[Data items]
______________________________

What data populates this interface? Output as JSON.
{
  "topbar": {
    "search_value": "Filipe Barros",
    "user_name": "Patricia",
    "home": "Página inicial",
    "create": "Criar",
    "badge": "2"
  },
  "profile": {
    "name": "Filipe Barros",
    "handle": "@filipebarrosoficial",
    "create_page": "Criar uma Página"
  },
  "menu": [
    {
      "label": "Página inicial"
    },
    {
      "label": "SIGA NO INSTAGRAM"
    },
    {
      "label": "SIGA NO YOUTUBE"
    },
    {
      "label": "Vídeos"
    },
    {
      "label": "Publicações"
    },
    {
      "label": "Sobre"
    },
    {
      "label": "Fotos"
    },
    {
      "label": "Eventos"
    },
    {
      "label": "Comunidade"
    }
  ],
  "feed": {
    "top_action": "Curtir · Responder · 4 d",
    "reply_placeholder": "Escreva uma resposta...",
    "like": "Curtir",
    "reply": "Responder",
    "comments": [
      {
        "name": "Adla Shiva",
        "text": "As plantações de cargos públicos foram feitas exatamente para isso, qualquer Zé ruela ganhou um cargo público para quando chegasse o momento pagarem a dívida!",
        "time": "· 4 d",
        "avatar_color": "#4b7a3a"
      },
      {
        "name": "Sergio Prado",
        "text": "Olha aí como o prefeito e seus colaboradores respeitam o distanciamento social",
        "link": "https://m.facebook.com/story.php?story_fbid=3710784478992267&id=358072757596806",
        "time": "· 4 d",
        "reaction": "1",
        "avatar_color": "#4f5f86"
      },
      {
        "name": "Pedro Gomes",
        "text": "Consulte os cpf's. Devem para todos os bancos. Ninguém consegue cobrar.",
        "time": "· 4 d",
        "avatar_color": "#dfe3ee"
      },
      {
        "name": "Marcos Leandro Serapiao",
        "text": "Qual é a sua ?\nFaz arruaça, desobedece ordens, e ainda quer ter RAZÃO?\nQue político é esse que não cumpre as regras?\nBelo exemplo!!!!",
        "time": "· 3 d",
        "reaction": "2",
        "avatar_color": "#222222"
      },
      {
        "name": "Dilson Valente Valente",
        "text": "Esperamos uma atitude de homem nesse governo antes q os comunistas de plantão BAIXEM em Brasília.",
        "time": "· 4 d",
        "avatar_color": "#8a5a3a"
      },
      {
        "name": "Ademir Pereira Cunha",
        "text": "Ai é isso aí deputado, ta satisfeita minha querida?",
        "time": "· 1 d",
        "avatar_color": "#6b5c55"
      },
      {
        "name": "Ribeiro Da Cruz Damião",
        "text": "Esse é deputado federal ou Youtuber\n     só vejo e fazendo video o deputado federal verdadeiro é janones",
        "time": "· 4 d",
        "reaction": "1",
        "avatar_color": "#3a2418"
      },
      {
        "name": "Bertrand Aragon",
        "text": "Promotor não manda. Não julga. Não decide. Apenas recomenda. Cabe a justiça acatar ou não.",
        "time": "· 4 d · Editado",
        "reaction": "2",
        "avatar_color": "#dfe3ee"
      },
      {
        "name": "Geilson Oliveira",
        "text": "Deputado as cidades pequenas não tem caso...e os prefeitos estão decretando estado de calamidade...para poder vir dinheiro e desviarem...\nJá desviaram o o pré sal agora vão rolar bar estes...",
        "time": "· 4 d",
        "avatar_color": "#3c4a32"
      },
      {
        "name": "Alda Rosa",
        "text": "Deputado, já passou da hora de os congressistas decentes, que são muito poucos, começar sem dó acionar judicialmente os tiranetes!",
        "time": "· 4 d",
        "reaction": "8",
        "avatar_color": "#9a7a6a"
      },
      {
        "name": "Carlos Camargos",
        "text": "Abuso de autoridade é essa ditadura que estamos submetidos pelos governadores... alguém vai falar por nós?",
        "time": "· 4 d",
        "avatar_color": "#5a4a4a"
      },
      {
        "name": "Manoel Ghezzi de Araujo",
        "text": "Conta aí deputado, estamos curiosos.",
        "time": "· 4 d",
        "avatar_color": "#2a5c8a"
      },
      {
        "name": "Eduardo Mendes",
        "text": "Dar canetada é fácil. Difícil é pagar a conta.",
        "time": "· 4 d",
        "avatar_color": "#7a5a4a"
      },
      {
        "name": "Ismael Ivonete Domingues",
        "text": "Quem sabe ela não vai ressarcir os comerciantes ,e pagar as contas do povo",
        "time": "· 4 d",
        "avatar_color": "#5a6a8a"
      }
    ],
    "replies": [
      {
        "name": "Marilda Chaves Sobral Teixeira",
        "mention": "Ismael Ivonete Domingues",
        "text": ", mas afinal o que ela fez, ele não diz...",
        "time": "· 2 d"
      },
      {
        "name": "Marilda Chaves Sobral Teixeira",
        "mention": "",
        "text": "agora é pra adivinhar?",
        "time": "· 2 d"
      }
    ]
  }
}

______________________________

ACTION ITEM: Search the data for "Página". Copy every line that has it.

EXPECTED ANSWER:
    "home": "Página inicial",
    "create_page": "Criar uma Página"
      "label": "Página inicial"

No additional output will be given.